What you should do: Say how many of the lines below hold "section", writing the number and nothing more.

Stored data:
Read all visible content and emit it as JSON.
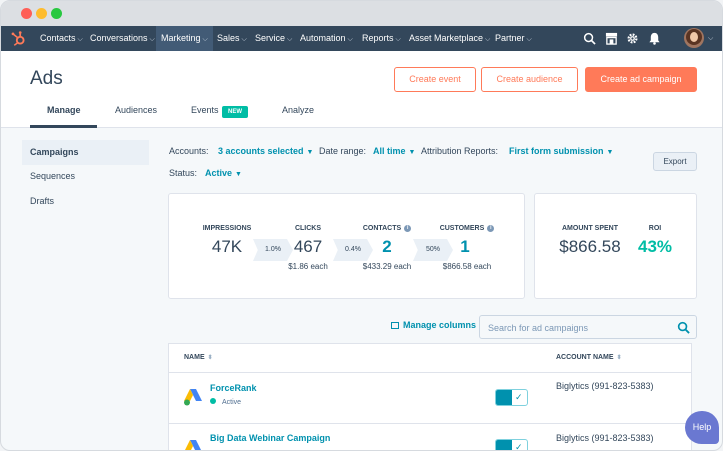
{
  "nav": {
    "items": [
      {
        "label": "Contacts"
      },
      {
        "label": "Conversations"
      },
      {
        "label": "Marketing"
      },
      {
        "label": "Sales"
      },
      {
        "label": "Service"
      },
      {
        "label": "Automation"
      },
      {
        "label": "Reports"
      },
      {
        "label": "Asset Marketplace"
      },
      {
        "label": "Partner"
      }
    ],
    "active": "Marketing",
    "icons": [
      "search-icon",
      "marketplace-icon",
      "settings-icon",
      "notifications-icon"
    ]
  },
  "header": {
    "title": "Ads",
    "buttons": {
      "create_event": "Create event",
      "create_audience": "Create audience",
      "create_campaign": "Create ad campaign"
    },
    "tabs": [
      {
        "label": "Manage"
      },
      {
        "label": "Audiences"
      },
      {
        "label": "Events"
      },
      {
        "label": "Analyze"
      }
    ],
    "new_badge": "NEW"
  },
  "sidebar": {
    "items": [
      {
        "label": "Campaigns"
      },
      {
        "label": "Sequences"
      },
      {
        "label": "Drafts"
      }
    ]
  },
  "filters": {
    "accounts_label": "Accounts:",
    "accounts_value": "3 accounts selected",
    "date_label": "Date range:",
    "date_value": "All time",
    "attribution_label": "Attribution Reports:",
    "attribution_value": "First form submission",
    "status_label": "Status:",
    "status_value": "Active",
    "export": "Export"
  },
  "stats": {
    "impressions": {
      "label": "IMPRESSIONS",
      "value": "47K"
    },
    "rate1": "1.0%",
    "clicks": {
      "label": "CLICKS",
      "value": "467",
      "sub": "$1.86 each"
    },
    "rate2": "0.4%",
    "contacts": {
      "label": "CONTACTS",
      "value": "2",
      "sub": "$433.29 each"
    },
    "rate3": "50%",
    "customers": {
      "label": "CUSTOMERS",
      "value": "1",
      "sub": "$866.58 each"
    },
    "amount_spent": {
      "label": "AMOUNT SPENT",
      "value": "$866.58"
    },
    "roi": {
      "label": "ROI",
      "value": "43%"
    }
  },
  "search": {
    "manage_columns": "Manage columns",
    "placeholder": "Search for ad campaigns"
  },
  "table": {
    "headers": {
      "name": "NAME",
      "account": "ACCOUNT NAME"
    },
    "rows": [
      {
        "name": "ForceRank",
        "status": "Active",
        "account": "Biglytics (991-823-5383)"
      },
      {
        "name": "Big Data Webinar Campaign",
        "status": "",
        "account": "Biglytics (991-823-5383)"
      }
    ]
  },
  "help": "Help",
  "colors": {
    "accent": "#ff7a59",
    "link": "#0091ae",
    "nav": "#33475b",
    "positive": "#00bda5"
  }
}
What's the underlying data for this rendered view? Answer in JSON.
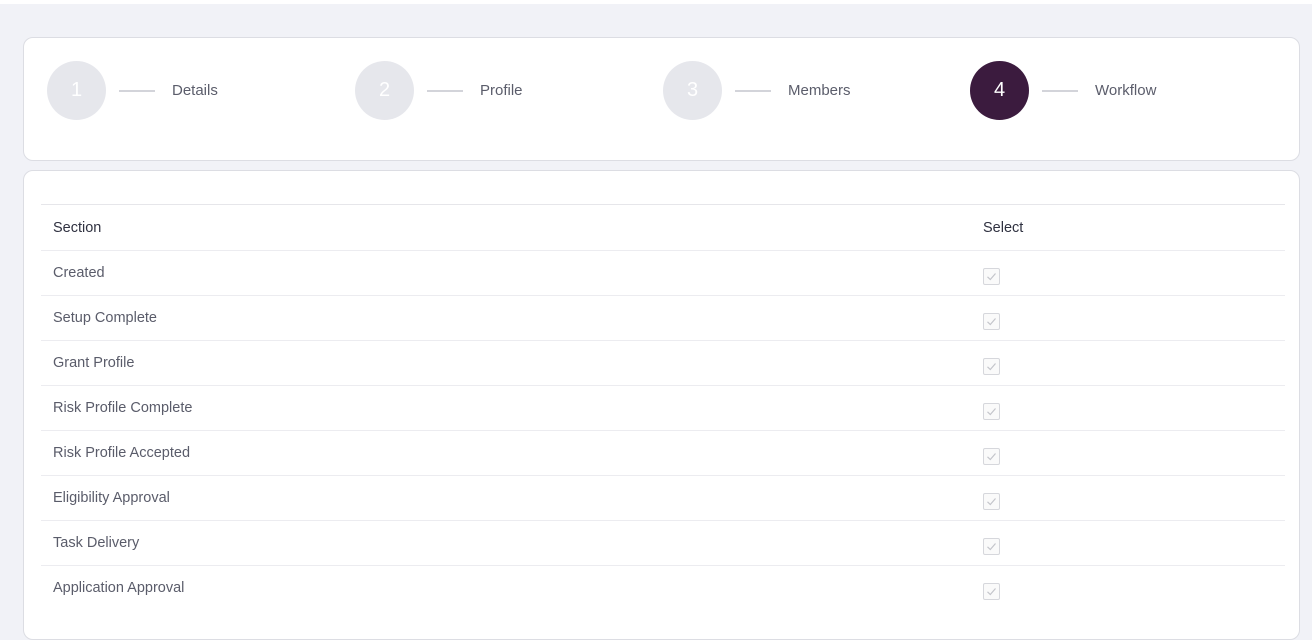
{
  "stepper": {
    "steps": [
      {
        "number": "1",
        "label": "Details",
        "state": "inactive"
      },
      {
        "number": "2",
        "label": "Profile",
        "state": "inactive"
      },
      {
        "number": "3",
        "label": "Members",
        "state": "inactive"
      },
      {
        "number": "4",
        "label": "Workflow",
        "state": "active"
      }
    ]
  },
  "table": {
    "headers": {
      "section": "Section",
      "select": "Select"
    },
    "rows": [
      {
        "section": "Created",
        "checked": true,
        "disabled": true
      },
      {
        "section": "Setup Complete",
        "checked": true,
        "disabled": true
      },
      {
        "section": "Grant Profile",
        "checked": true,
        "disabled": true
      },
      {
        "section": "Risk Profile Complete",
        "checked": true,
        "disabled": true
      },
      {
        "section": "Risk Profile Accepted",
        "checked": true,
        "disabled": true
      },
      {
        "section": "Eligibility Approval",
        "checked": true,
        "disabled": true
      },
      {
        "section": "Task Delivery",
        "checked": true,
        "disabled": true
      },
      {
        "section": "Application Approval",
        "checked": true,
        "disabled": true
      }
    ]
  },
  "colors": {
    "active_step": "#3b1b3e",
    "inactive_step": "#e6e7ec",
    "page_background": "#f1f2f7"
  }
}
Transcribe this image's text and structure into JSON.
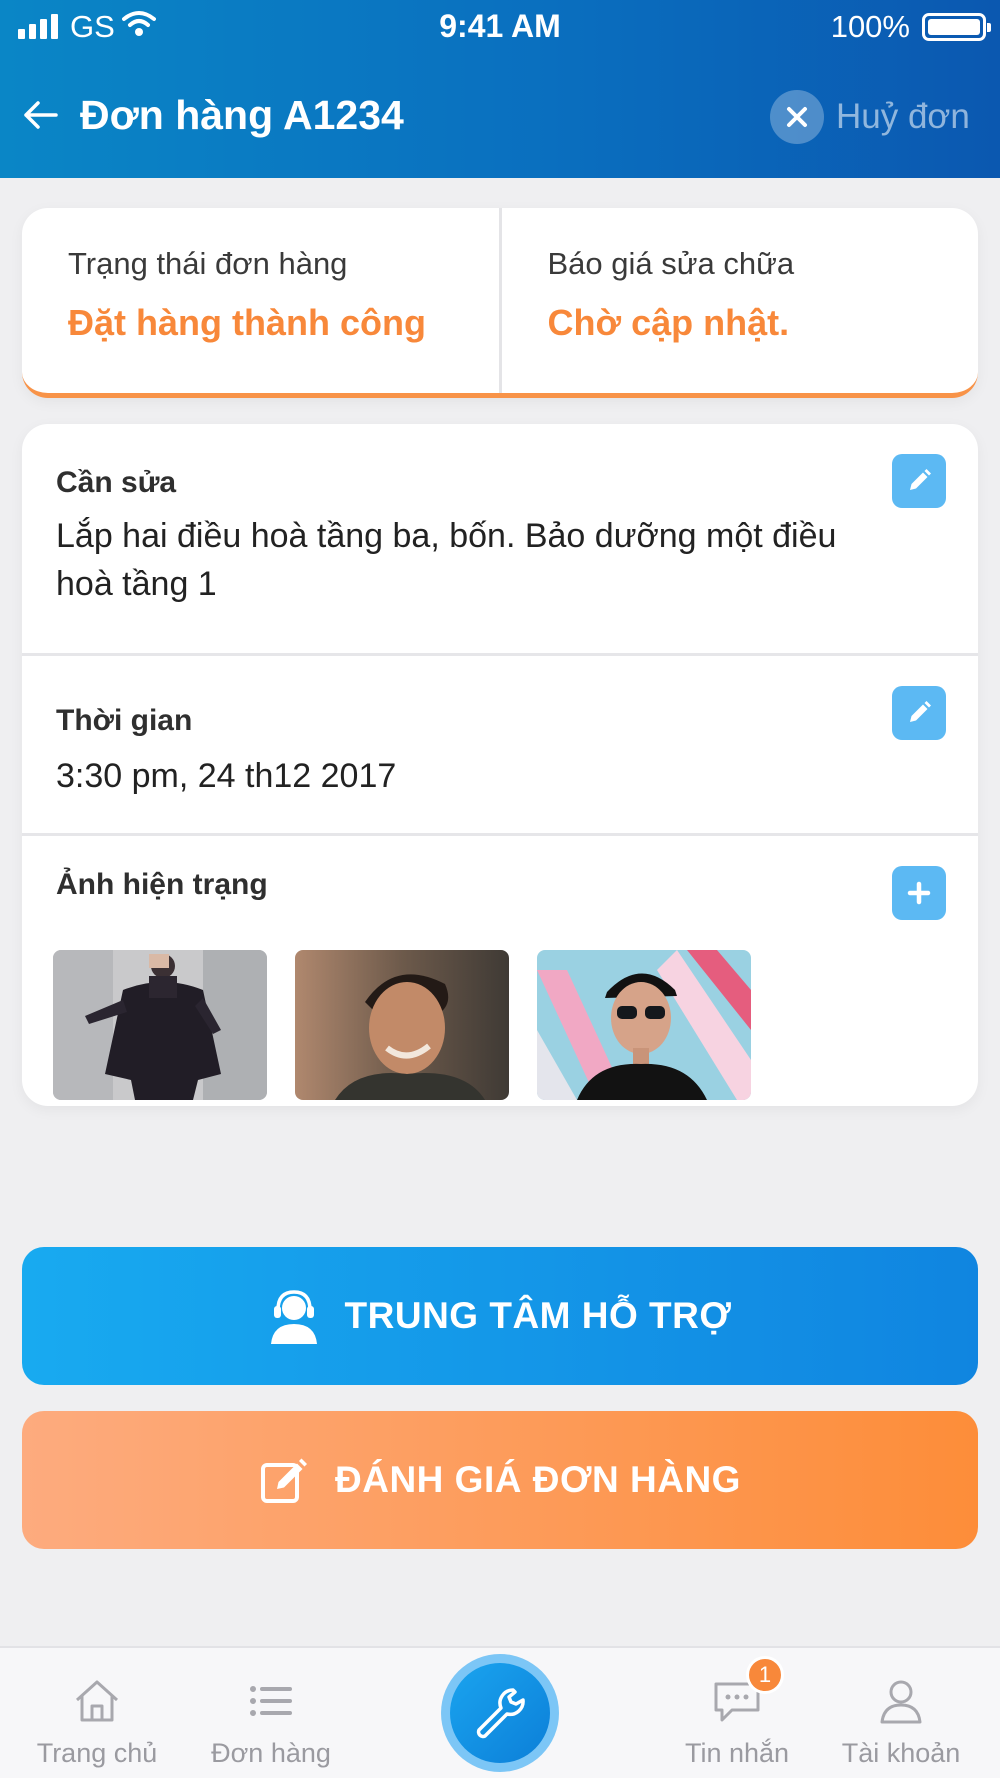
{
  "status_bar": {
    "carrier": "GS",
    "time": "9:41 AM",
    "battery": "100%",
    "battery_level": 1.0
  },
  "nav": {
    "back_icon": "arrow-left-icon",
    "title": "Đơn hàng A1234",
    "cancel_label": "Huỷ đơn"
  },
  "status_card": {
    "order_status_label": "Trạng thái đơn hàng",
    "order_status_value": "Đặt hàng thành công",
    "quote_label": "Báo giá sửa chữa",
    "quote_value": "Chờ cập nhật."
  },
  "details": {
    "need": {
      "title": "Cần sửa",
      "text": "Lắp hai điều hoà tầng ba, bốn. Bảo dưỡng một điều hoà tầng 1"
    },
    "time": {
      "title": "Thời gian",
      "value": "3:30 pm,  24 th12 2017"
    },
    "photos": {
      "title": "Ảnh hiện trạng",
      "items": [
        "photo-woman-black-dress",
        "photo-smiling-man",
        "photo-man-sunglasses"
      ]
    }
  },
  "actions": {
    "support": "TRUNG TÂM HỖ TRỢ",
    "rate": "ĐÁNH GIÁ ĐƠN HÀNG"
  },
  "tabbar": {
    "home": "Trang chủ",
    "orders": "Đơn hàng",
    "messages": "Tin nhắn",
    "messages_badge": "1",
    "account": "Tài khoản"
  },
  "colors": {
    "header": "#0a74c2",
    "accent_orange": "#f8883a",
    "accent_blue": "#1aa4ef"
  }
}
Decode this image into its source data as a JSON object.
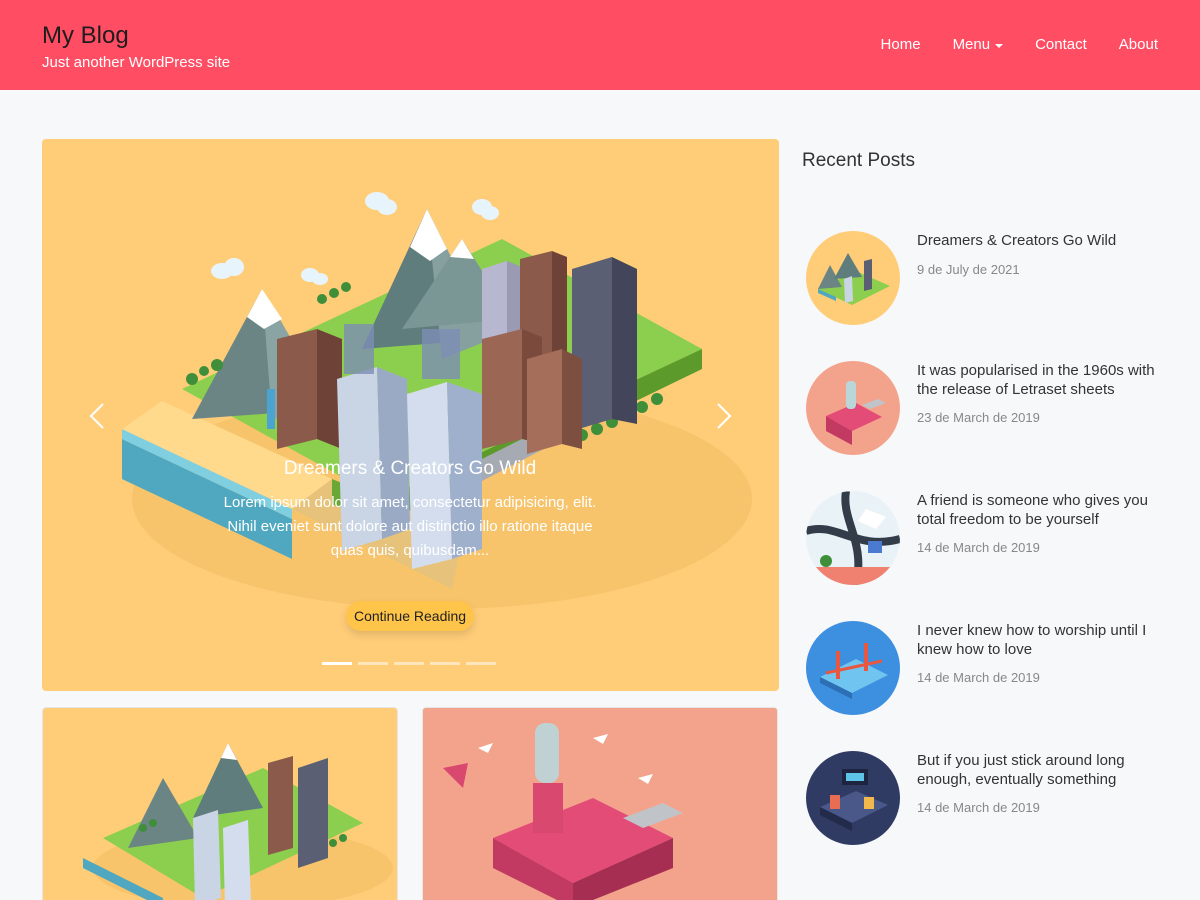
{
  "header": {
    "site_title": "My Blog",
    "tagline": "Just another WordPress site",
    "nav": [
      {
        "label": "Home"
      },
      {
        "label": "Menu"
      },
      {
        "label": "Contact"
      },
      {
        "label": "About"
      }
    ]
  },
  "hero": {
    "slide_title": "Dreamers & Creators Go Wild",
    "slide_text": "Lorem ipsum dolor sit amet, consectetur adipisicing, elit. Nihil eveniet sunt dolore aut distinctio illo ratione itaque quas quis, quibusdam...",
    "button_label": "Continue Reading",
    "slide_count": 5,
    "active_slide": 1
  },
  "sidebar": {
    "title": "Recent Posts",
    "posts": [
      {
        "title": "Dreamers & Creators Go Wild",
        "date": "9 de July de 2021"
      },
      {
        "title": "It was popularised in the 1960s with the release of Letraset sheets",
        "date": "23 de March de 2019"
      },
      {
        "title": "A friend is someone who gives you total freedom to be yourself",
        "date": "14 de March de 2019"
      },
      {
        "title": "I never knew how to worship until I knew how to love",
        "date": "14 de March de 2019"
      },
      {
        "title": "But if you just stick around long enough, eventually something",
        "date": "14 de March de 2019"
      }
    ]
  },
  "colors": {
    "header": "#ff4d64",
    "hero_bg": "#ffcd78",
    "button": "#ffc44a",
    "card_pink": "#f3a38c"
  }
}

Task solution: 9